Time spent on AIMSWEB amounted to about 20 minutes, 3 sets of 3 minute tests, not including time to pass out and collect papers as well as time to lecture students on the importance of taking the test seriously. After the 1st mini test, I was forced to address the issue of seriousness since a couple of boys had repeated the words “sausage” and “deez nutz” during the first test, cracking up the class. I probably ought to have sent those boys to the Dean, but I did not think that would result in optimal testing conditions. My class would have been badly upset if I wrote up referrals for those double entendres and we still had two mini tests to go. So I simply addressed them all, re-explained the importance of this latest test, and sobered the group up before they tried AIMSWEB again. We seem to have reached test burnout before we started this test, but I have been giving them so many required tests and required test preps lately that I’m not sure they believe they have ever had a break.
Still, total time lost to this standardized test was specifically only 20 minutes. We then spent the rest of tutoring doing math that might help prepare for the next AIMSWEB test on Thursday, another 20 minutes. An unquantifiable, but hardly irrelevant, addition to the testing mania came when emissaries from the Dean came to fetch students for more AIMSWEB testing. Five of my students left during class to be tested. One requested student was absent. Of the five who left, four missed lecture on unfamiliar material. One went late enough so that he had heard about the 1st and 3rd interquartile range, but he missed the start of the reinforcement activity. Students were gone for times ranging from 8 minutes to 15 minutes. Conservatively, that’s 40 minutes of missed classtime for students in my classees, taken at odd and awkward intervals. These pull-outs were occurring all over the school.
Why the pull-outs? Due to the craziness from the last two administrations of this test, someone on top came up with a bit of help; instead of teachers doing all the testing and grading, paraprofessionals, coaches and Deans are doing the fluency portion of the test. I am not sure who will grade these sections. My parapro is not expecting to grade anything, so I may be stuck with the grading. In the meantime, students keep arriving at my door, interrupting my class to take yet another member of my class out for AIMSWEB testing.
I only spent 5 minutes working with a colleague to get ready for MAP testing. She could not get on the computer at first so we shelved the MAP effort. The servers lack bandwidth or something, a coach explained, and sixth grade is already MAP testing, rendering the internet dicey at times, and keeping all other students off the internet.

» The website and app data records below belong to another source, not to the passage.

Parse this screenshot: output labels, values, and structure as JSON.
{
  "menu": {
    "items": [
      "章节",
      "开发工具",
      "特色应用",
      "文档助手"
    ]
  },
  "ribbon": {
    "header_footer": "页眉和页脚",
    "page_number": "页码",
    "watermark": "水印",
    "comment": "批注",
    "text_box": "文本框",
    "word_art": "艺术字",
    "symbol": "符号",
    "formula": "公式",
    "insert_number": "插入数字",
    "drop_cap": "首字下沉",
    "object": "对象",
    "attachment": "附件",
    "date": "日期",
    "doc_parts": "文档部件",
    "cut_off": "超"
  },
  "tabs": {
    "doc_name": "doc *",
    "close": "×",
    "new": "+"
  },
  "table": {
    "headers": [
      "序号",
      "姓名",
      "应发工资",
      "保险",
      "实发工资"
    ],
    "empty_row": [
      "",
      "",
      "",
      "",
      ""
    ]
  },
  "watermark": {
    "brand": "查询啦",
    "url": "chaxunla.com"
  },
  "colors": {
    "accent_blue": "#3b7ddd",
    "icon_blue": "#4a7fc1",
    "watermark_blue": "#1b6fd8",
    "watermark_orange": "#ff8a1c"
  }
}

Eduhonesty: Time lost to standardized tests –NOT INCLUDING STUDENTS REMOVED FROM MY CLASS TO TEST ELSEWHERE — amounted to 45 minutes.
Time for tests would run much longer if I completed the grading of my “SLO” (student learning outcome) tests but I am not even starting the SLOs. I’ll describe SLO’s tomorrow if I can. Since I’ve resigned/retired, I’m skipping my SLO homework. I’ll just ask colleagues to estimate how long their own SLO tests took. I am counting these with standardized tests because they are not used for student grades. They are used to assess teacher effectiveness.
I may not get to the SLO blog post tomorrow, though. I am supposed to hunker down in Dennys to grade AIMSWEB tests after school with the guy across the hall. Grading general tests that don’t count for student grades can be pretty aggravating. I’d rather not grade these sheets alone.